## GOAL OF THE EXERCISE
Go through the listing below and gather every line with the word "face".

## PROVIDED DATA
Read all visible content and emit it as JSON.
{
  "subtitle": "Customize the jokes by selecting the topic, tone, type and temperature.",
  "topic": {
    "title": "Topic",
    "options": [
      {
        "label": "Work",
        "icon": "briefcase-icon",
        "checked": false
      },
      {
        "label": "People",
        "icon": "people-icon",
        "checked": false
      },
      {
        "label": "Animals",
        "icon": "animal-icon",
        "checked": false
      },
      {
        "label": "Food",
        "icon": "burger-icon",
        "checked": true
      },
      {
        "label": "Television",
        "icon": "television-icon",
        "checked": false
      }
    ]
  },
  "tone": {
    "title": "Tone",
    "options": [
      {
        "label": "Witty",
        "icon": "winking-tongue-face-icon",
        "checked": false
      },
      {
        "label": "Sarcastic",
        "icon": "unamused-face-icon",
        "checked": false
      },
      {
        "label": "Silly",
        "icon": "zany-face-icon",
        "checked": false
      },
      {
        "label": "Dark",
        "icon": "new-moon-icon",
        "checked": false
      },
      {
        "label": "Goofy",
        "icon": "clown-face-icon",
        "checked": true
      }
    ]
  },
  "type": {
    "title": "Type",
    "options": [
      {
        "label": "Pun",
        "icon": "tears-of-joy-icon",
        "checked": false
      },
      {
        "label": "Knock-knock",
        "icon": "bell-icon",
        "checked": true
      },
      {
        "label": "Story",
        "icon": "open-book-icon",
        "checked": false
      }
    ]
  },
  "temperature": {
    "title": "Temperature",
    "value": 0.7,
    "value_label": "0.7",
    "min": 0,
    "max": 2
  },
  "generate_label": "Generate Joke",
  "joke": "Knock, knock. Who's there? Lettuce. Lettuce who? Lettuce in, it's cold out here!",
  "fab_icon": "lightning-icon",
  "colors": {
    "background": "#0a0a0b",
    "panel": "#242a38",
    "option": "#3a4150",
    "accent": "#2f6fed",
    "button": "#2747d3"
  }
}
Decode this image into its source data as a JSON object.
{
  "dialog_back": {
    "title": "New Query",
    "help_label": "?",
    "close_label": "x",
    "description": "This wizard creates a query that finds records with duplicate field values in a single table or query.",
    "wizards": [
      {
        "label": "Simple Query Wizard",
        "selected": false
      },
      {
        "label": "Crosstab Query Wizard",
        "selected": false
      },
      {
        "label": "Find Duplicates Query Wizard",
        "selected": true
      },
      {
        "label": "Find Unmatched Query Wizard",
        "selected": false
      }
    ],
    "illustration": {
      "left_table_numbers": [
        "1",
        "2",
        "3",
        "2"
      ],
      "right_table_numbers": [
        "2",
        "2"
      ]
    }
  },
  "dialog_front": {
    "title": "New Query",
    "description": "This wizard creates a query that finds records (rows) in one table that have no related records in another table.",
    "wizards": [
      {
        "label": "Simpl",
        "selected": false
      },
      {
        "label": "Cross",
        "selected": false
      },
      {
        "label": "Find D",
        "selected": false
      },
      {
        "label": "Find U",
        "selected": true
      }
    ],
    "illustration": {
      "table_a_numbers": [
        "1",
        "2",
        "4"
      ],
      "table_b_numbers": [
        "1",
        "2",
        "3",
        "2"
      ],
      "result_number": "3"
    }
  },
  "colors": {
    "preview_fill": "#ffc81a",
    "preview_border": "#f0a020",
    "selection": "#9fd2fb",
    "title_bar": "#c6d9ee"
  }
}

## EXERCISE RESULT
        "icon": "winking-tongue-face-icon",
        "icon": "unamused-face-icon",
        "icon": "zany-face-icon",
        "icon": "clown-face-icon",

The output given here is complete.